Moffatt claims silver medal in men's slopestyle event despite cancellation of final

TIGNES, France – Canada’s Max Moffatt claimed a silver medal in a men’s World Cup slopestyle ski event after high winds forced the cancellation of the final Saturday.

Moffatt won the silver medal based upon his qualifying run Thursday. The Caledon, Ont., native had a score of 87.25 points to qualify for the final.

Moffatt captured his second silver of the season, claiming his first in Stubai, Austria, in November.

“Unfortunately, there was a lot of wind (Saturday) and it wasn’t safe to ski,” Moffatt said. “This wasn’t really the way I had hoped to win a medal this weekend, but it is what it is.

“Everyone would have preferred to ski, but the health and safety of the athletes was the top priority, so it was the right decision.”

Norway’s Birk Ruud won the competition with a qualifying score of 88.50 points, while Sweden’s Jesper Tjader placed third with 86.00.

Bruce Oldham of Parry Sound, Ont., was 16th, two spots ahead of Calgary’s Mark Hendrickson. Dylan Deschamps of Quebec City was 36th while Philippe Langevin of Mont-Tremblant, Que., was 41st.

The women’s qualifiers and final were both cancelled Friday and Saturday, respectively.

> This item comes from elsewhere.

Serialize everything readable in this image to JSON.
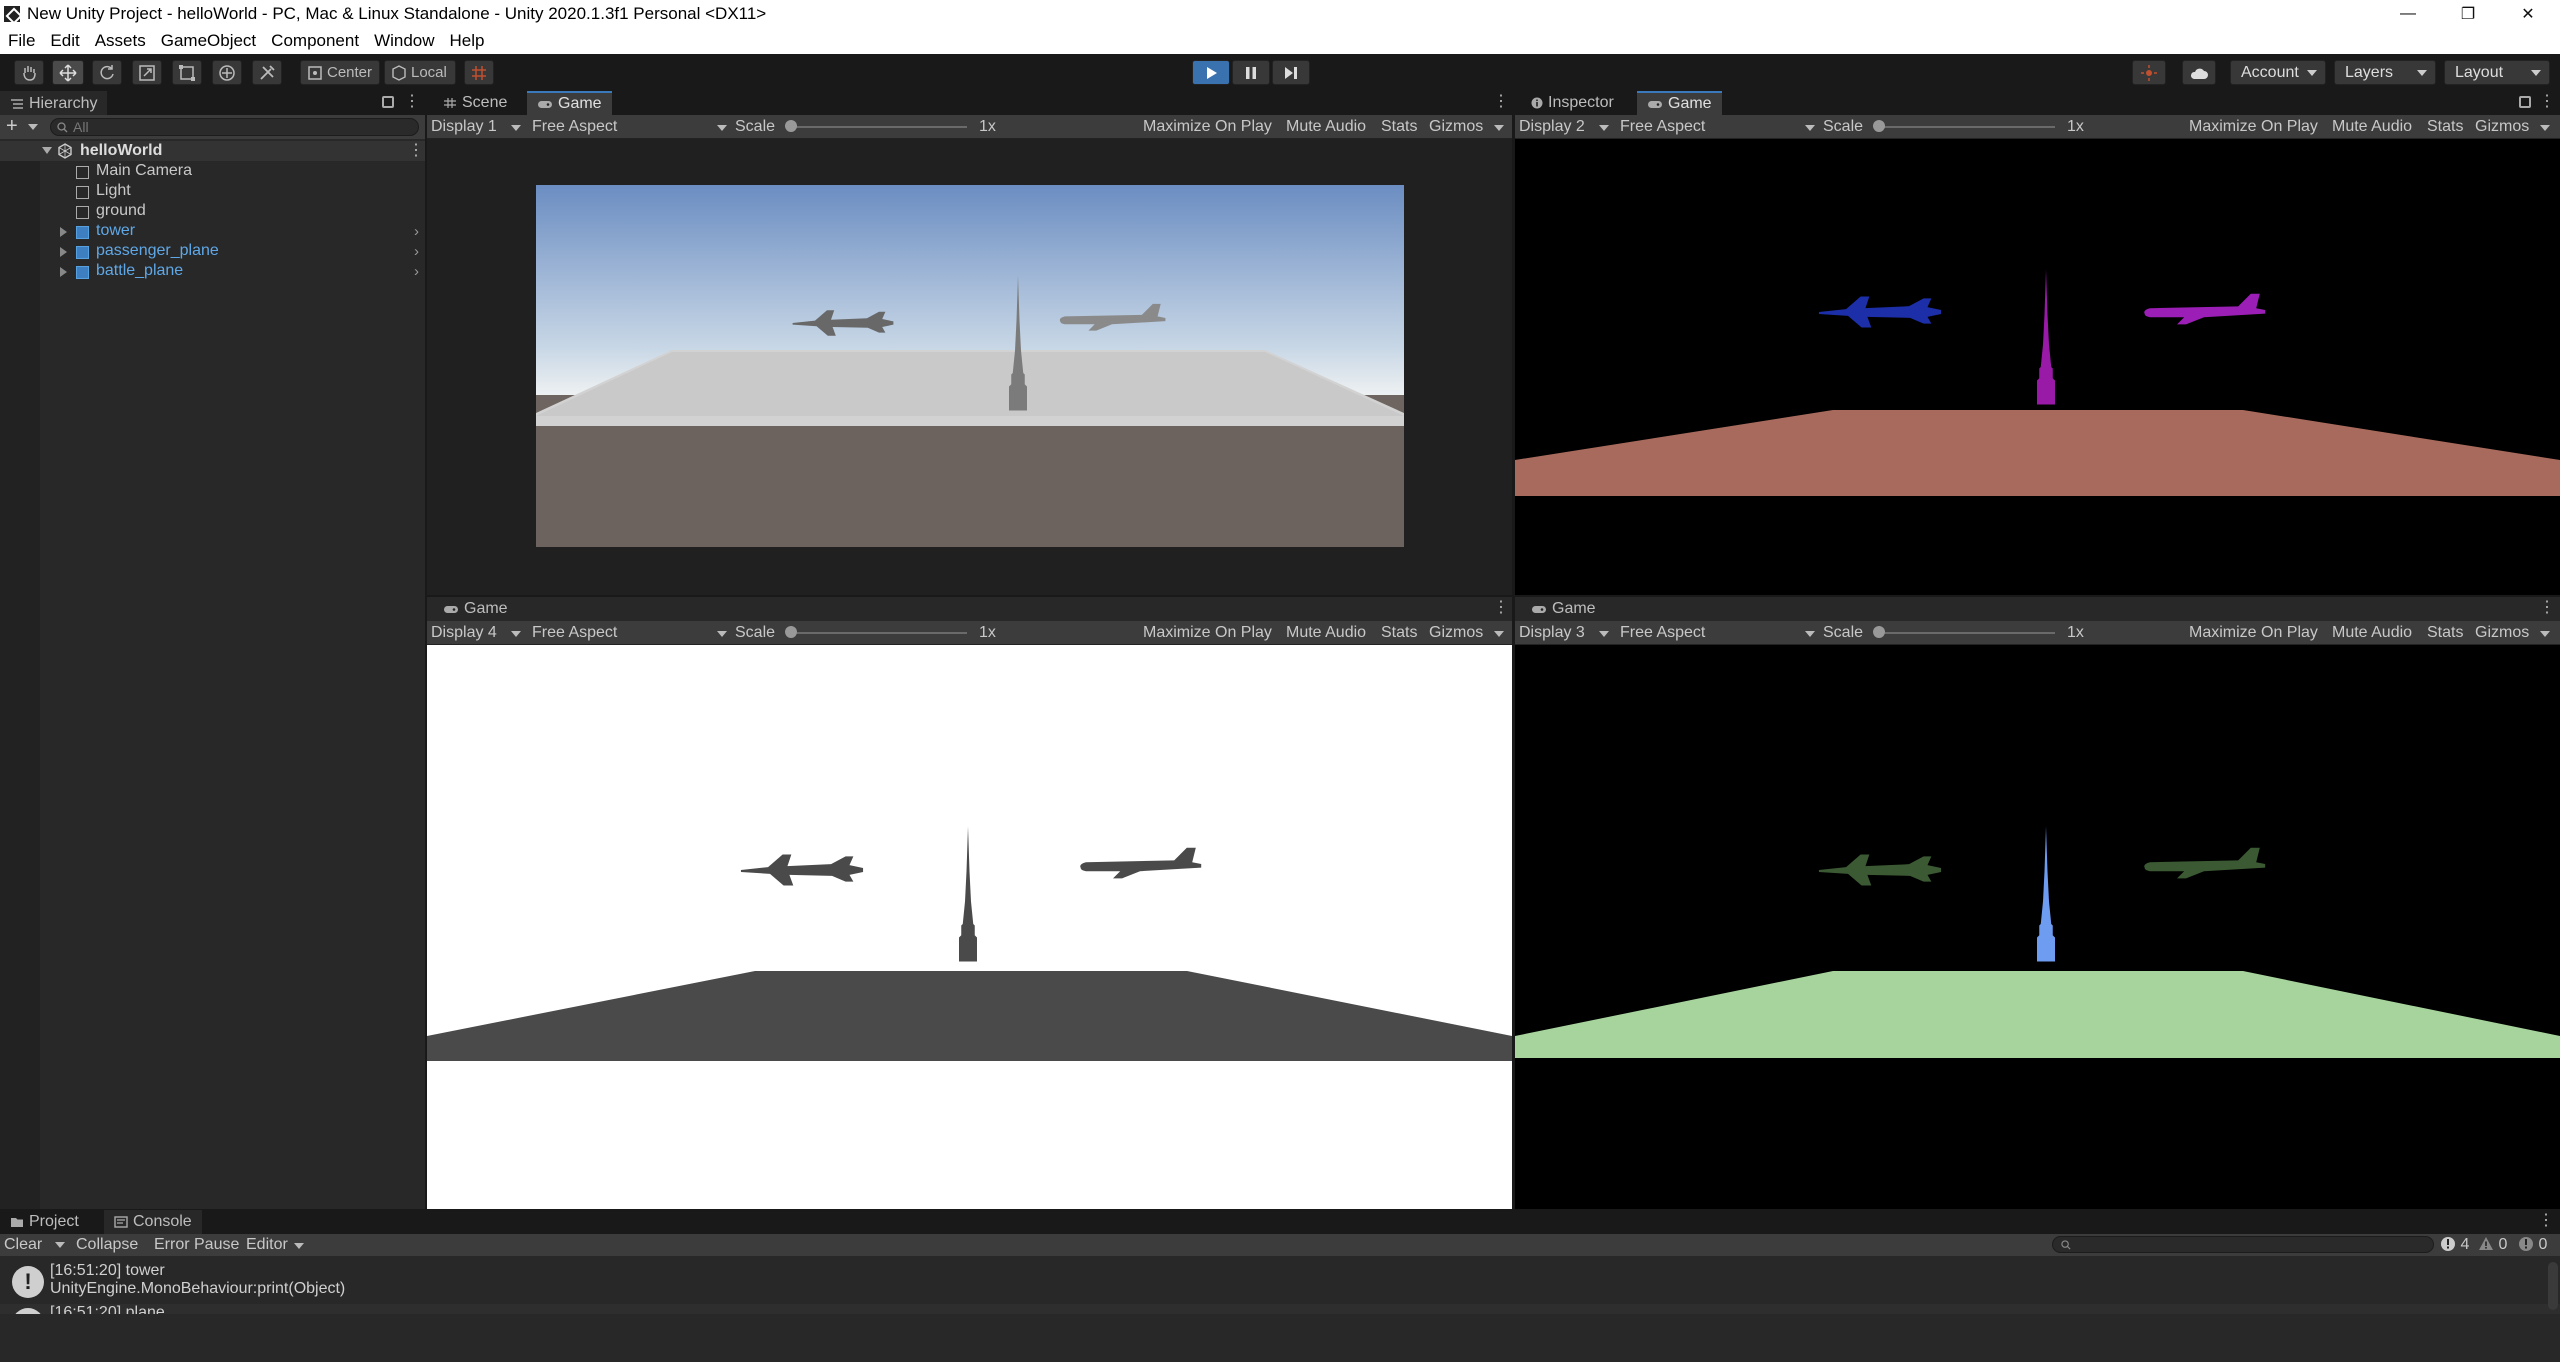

This report by The Canadian Press was first published March 12, 2022.

The Canadian Press. All rights reserved.